*WHAT THE TASK REQUIRES*. The required result is each line of the entries below containing the string "JSON".
··· EXERCISE DATA ···
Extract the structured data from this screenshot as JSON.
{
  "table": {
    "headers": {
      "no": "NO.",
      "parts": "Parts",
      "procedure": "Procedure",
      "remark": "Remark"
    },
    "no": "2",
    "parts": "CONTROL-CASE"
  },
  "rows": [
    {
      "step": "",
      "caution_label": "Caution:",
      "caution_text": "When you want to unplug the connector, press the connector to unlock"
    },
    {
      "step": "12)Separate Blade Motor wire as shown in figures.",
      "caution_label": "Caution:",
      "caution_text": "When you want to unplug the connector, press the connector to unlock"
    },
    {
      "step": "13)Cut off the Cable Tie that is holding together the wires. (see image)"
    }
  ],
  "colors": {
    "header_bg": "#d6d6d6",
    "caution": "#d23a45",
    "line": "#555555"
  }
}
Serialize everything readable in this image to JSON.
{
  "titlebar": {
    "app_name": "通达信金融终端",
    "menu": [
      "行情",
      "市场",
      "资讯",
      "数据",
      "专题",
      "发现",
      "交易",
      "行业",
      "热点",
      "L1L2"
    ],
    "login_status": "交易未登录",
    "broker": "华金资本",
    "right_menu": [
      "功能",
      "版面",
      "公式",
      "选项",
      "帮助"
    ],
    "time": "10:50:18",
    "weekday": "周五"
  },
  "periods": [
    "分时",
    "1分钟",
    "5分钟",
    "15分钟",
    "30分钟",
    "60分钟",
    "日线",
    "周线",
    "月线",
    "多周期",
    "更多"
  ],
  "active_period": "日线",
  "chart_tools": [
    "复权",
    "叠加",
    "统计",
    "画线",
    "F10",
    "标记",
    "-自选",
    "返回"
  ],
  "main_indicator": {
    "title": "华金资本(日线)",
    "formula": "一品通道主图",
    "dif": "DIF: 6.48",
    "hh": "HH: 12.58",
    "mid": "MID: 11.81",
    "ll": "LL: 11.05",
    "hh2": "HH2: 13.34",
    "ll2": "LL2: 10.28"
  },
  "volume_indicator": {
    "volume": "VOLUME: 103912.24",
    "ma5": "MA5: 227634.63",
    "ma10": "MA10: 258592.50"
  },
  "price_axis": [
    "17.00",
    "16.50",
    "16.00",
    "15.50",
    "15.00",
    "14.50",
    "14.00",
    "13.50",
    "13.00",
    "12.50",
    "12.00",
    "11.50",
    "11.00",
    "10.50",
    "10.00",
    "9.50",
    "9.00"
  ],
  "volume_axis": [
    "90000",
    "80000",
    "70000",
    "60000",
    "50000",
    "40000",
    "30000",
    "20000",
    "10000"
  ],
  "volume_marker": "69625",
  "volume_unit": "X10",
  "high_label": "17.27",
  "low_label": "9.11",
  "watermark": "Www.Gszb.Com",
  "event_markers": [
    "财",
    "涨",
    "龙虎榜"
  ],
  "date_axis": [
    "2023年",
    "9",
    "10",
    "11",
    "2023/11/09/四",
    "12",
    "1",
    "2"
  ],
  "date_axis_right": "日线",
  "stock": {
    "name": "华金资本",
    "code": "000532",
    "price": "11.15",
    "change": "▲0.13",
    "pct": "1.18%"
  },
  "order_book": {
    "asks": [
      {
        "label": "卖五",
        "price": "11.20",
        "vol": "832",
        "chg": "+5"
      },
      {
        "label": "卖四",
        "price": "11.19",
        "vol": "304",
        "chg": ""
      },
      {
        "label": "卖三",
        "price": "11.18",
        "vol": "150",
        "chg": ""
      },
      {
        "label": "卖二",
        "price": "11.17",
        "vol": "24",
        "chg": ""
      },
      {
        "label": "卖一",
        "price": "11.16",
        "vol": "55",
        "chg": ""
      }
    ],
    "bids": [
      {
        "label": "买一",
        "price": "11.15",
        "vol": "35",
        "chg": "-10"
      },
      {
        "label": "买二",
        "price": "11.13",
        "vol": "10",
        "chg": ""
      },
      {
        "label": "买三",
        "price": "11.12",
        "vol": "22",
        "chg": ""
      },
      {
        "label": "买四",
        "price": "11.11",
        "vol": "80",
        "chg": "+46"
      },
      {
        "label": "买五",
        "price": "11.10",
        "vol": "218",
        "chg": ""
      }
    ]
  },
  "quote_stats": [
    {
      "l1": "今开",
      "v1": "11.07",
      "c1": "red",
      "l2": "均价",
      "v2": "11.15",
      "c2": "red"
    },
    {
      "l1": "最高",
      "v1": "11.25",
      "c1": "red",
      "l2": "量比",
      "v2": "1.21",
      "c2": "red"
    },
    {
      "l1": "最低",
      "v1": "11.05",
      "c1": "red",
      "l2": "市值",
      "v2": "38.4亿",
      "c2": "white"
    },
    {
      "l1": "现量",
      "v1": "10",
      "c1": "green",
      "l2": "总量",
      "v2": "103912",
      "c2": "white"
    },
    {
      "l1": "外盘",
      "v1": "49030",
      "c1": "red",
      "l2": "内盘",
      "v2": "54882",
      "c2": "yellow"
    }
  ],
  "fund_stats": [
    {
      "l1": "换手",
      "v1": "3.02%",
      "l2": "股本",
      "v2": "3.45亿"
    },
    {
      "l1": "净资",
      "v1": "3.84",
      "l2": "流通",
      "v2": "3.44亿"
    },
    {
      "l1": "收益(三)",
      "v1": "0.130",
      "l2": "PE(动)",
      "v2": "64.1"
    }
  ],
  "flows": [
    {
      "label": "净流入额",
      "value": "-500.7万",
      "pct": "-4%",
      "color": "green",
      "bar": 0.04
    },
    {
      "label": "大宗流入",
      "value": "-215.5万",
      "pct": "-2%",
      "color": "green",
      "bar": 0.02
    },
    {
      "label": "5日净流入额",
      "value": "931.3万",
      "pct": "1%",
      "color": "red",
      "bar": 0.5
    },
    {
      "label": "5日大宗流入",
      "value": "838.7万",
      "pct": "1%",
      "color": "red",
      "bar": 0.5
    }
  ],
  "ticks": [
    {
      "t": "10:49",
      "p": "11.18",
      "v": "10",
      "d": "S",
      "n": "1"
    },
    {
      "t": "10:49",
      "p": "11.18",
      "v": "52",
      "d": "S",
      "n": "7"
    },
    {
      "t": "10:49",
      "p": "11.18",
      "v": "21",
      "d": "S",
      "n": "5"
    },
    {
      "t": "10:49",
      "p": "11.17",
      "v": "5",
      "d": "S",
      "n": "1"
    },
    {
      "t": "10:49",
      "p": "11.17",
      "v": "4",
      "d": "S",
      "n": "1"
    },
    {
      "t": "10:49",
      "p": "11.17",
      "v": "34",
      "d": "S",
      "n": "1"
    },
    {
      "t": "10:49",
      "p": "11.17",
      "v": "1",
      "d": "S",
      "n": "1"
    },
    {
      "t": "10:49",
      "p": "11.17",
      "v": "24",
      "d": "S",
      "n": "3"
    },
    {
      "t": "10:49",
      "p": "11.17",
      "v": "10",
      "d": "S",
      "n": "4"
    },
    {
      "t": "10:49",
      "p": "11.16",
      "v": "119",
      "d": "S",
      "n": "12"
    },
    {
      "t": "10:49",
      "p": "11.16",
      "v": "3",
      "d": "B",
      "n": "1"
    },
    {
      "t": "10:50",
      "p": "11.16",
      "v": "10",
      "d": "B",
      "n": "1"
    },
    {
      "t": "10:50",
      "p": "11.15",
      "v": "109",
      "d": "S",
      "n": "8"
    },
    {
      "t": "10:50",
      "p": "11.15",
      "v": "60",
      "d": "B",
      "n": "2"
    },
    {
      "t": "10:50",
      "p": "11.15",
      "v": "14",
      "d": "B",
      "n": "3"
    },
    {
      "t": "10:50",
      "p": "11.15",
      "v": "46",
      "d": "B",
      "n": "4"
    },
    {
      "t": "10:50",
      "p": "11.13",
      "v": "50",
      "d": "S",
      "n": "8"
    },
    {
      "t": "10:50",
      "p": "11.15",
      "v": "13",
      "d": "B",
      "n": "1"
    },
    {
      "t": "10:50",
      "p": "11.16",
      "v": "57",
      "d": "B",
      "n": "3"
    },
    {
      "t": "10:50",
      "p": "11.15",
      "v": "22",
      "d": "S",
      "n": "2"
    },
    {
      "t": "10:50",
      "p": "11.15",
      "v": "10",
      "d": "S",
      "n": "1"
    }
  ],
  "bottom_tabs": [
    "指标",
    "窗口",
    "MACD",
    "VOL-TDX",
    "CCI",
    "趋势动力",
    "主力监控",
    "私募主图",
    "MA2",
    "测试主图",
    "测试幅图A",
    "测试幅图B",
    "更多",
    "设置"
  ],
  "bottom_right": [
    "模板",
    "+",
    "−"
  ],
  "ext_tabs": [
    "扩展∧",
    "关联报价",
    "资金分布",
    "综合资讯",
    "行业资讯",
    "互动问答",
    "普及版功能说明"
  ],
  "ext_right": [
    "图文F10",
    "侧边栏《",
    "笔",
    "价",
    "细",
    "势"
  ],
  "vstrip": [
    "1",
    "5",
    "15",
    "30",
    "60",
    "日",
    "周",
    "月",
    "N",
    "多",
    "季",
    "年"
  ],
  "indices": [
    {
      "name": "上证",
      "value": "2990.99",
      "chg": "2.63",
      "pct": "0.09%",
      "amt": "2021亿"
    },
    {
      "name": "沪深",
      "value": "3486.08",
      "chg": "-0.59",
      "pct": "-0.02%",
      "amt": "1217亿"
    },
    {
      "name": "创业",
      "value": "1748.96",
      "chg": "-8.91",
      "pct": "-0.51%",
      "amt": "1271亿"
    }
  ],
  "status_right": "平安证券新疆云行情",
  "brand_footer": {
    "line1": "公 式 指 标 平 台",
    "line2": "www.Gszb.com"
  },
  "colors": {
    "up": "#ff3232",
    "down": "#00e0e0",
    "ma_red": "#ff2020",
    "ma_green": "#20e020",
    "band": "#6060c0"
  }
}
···
*TASK RESULT*.
Extract the structured data from this screenshot as JSON.
Serialize everything readable in this image to JSON.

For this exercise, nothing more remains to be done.